What is required: Check each line of the material that follows, and copy those holding the string "headline".

Records to use:
------
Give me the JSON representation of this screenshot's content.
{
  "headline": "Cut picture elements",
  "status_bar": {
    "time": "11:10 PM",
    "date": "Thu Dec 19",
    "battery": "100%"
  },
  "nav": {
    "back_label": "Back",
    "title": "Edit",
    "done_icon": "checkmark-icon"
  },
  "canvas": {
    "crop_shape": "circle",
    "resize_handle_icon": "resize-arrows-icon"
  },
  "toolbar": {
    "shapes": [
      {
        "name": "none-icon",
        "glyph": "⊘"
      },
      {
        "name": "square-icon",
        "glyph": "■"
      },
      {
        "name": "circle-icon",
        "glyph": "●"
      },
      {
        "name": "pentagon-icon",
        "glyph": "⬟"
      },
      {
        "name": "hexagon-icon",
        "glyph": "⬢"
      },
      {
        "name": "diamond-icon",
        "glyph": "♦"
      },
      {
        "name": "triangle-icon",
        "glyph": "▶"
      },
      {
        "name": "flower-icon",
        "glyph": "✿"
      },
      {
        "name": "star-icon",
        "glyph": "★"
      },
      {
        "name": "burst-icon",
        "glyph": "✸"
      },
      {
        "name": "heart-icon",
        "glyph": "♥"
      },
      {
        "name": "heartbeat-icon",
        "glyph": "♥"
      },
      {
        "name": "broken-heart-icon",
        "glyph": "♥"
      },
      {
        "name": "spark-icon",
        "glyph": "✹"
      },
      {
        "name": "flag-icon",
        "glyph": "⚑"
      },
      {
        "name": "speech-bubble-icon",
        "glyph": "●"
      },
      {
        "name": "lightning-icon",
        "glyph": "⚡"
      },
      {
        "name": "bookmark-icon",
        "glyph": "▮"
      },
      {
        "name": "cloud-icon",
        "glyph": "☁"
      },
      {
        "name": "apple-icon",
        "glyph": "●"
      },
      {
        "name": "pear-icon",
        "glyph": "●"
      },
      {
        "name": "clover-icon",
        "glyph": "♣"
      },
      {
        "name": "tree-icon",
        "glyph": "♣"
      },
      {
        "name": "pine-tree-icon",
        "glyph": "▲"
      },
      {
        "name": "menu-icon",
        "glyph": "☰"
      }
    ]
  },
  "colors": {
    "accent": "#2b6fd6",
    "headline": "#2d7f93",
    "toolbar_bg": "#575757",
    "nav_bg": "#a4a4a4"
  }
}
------
Exercise answer:
  "headline": "Cut picture elements",
    "headline": "#2d7f93",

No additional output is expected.